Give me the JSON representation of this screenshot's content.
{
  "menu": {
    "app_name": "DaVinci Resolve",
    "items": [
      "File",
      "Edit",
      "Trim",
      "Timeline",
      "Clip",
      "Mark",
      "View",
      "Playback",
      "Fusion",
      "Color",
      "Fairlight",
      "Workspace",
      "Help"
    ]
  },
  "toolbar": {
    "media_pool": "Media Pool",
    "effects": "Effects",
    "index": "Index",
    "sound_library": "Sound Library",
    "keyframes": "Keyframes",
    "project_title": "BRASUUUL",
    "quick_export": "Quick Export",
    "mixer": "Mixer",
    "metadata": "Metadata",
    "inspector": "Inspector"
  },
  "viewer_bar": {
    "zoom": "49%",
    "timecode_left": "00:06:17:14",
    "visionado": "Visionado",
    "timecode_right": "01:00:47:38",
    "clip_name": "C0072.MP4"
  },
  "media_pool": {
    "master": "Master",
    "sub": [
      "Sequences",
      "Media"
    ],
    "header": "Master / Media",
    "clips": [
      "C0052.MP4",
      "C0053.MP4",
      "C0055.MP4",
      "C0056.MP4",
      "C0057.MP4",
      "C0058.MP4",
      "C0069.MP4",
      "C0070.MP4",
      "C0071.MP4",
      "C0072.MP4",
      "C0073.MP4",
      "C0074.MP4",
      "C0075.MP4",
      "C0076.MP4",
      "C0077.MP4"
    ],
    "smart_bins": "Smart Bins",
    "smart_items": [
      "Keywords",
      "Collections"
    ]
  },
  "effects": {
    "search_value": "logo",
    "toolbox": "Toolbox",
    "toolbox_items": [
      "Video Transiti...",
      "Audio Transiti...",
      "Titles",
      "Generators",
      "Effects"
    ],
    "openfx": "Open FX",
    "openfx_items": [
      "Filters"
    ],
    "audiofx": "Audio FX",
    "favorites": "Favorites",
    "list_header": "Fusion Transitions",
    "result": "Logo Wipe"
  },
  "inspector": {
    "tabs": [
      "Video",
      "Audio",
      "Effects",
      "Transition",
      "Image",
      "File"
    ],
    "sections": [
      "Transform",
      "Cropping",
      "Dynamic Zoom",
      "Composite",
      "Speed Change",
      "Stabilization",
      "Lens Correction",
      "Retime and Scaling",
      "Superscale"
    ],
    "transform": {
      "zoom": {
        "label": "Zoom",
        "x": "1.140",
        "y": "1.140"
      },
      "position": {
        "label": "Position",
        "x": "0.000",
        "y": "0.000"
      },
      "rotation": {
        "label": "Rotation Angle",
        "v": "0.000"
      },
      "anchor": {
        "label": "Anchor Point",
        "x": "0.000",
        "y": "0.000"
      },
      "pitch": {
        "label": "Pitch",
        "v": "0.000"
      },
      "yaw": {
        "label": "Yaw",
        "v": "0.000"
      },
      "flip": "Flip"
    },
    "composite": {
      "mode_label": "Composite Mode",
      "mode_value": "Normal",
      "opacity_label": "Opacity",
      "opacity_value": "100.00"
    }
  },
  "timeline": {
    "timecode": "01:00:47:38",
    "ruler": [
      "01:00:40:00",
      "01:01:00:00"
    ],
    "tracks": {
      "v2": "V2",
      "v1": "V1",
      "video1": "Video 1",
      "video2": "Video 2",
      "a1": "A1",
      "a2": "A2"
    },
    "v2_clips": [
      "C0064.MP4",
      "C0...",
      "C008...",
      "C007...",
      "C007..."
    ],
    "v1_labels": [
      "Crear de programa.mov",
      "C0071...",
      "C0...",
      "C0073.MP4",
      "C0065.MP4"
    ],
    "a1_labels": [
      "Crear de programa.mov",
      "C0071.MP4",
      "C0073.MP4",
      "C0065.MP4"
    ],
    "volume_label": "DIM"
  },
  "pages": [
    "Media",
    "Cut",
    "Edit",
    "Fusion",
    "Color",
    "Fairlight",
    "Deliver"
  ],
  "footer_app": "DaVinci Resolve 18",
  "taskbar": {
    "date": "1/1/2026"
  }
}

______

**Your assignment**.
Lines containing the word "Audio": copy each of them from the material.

**Solution for this exercise**.
      "Audio Transiti...",
    "audiofx": "Audio FX",
      "Audio",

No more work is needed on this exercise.